Florida governor to suspend Sheriff Scott Israel over Parkland massacre response, source says
PARKLAND, Fla. — The Florida sheriff whose office responded to the massacre at Marjory Stoneman Douglas High School in Parkland will be suspended by the state’s new governor Friday, a source familiar with the process told CNN.
Gov. Ron DeSantis will suspend embattled Broward County Sheriff Scott Israel over the handling of the 2018 mass shooting, in which 17 students and teachers were killed by a former student.
The governor is expected to make the official announcement at 3 p.m. at the Broward County public safety complex, during an event billed as “a message on holding government officials accountable.”
The Broward County Sheriff’s Office would not comment on the report.
“Sheriff Israel has received no official word from the governor or his office of the purpose of this visit. The sheriff remains steadfast in continuing to serve the citizens of Broward County as well as the men and women under his leadership,” the sheriff’s attorney, Stuart Kaplan, told CNN.
The Miami Herald reports that the governor will name retired Coral Springs Police Sgt. Gregory Tony as Broward’s interim sheriff.
Soon after the February 14 mass shooting, Israel faced criticism about his agency’s response, including calls for his resignation. A recent draft report by a public safety commission tasked with investigating the shooting found several failures and missteps, including among some of Israel’s deputies.
According to Florida statute, the governor has the power to suspend the sheriff for actions such as “misfeasance” and “neglect of duty” and may fill the office by appointment for the period of suspension. The actual power to remove the sheriff from office is in the hands of the state Senate.
According to the body’s website, it makes “final dispositions” on whether to reinstate a suspended official or remove him from office.
Nikolas Cruz has confessed to being the gunman, and carrying out the shooting at his Marjory Stoneman Douglas High School, his former school, according to court documents. The attack, which also left dozens injured, is one of the deadliest mass shootings in recent US history.
Eleven days after the massacre, more than 70 Republican representatives and Florida House Speaker Richard Corcoran sent a letter to then-Gov. Rick Scott asking him to suspend the sheriff for what they called his “incompetence and neglect of duty.”
Israel said then he would not resign.

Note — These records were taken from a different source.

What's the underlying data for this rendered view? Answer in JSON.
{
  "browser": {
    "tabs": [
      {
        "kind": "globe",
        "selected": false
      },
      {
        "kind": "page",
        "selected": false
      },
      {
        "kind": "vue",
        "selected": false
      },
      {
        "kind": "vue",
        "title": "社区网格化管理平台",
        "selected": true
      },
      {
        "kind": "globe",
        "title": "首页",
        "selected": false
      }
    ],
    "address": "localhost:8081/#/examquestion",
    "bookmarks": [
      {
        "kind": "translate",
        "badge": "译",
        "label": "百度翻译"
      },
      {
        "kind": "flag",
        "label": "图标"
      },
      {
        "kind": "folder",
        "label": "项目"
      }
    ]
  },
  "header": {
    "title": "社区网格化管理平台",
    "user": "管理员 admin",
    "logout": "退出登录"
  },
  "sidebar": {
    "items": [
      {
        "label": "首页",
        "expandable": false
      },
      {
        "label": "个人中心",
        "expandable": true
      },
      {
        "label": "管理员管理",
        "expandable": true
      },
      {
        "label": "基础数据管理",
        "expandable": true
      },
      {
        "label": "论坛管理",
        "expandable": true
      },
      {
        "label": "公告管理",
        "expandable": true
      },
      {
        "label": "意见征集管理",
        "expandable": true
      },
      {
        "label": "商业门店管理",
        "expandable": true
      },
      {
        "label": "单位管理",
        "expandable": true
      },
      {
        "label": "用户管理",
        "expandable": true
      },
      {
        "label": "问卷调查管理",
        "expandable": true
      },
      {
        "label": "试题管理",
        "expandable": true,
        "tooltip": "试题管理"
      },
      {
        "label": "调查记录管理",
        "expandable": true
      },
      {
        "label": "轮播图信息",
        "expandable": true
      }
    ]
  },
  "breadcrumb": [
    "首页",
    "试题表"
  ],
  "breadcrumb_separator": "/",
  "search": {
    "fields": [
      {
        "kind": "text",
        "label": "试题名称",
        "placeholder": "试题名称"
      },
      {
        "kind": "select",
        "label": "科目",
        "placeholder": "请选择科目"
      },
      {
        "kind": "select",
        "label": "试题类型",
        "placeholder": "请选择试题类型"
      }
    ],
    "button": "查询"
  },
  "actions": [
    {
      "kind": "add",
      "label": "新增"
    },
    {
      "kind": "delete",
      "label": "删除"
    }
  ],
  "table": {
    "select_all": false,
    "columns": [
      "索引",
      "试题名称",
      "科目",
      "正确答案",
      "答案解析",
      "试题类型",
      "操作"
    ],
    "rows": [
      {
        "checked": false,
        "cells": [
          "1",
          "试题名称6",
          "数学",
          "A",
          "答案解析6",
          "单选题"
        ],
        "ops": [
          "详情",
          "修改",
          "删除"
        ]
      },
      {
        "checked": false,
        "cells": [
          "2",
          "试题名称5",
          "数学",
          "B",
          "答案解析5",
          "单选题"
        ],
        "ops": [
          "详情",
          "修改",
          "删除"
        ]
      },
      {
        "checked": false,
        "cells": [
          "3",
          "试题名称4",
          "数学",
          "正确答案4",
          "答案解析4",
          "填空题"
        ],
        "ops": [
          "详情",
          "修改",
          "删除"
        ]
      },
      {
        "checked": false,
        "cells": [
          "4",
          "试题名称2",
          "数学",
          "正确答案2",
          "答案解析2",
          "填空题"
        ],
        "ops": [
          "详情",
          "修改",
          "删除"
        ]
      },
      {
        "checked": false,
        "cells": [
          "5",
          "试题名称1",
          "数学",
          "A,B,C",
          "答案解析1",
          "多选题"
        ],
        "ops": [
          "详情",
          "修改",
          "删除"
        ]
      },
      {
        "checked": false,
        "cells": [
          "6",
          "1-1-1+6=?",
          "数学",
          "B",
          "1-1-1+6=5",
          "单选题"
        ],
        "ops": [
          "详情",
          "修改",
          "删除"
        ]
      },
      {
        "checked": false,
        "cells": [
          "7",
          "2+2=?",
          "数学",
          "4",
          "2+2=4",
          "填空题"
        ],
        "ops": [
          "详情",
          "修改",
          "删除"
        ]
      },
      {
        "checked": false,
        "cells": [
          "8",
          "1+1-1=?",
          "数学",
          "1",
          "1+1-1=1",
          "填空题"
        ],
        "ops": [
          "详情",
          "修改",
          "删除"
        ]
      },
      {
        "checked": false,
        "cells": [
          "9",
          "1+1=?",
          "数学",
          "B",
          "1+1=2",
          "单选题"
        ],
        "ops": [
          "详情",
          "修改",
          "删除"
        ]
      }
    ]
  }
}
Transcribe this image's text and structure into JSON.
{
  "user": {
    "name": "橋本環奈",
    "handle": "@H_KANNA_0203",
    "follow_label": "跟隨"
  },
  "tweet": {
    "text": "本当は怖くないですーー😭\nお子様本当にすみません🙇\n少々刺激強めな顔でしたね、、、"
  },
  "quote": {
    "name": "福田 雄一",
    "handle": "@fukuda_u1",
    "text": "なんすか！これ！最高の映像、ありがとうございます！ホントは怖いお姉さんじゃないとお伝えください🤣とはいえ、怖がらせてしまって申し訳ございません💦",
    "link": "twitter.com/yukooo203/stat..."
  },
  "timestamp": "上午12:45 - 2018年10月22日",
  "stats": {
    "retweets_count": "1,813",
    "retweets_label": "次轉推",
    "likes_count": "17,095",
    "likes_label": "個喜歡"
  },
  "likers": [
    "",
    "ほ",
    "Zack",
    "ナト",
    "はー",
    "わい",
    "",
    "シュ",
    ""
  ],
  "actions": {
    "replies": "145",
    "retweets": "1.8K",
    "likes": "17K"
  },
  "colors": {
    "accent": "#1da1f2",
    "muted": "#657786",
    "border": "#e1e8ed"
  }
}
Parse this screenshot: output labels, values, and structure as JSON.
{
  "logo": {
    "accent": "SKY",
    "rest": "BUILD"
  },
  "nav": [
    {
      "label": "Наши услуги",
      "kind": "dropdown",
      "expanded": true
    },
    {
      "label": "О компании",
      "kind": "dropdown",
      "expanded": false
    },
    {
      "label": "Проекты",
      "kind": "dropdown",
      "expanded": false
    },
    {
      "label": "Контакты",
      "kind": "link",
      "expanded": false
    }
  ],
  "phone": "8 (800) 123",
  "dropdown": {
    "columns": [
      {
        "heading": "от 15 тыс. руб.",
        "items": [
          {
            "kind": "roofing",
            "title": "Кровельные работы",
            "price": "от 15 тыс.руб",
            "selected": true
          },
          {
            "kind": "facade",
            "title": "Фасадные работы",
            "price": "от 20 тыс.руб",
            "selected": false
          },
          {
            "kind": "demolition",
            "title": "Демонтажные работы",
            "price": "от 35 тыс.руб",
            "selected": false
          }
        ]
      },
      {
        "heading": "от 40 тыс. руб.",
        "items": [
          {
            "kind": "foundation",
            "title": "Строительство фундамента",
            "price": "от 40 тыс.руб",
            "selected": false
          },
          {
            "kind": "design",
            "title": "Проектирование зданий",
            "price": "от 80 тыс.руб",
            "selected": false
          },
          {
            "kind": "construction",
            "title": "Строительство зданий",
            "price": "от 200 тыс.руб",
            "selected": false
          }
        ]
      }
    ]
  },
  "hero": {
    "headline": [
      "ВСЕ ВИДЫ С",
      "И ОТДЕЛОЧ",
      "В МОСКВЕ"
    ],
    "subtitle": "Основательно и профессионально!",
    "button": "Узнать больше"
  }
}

In April, Broward County sheriff’s deputies took a largely symbolic vote of no confidence against Israel, with union President Jeff Bell vowing to ask the governor to consider removing Israel. The sheriff said then the vote reflected only “a small number” of BSO employees and the union representing the vast majority of employees “solidly supports the leadership of this agency.”
In December, the Marjory Stoneman Douglas High School Public Safety Commission, which is investigating the shooting, released its draft report. Some of the failures and missteps highlighted in the commission’s report ranged from unlocked and unmanned gates on the Parkland campus to an inadequate public-address system. The report also said former Deputy Scot Peterson, the school resource officer, was “derelict in his duty” and “failed to act consistent with his training and fled to a position of personal safety” during the mass shooting. Peterson instructed deputies to stay away from the building where the shootings took place, the draft said.
Several responding Broward sheriff’s deputies were either seen on camera or described as taking time to retrieve and put on ballistic vests as well as removing and replacing other equipment while shots were still being fired in the school, the report said.
The commission presented its final report to state officials on January 2.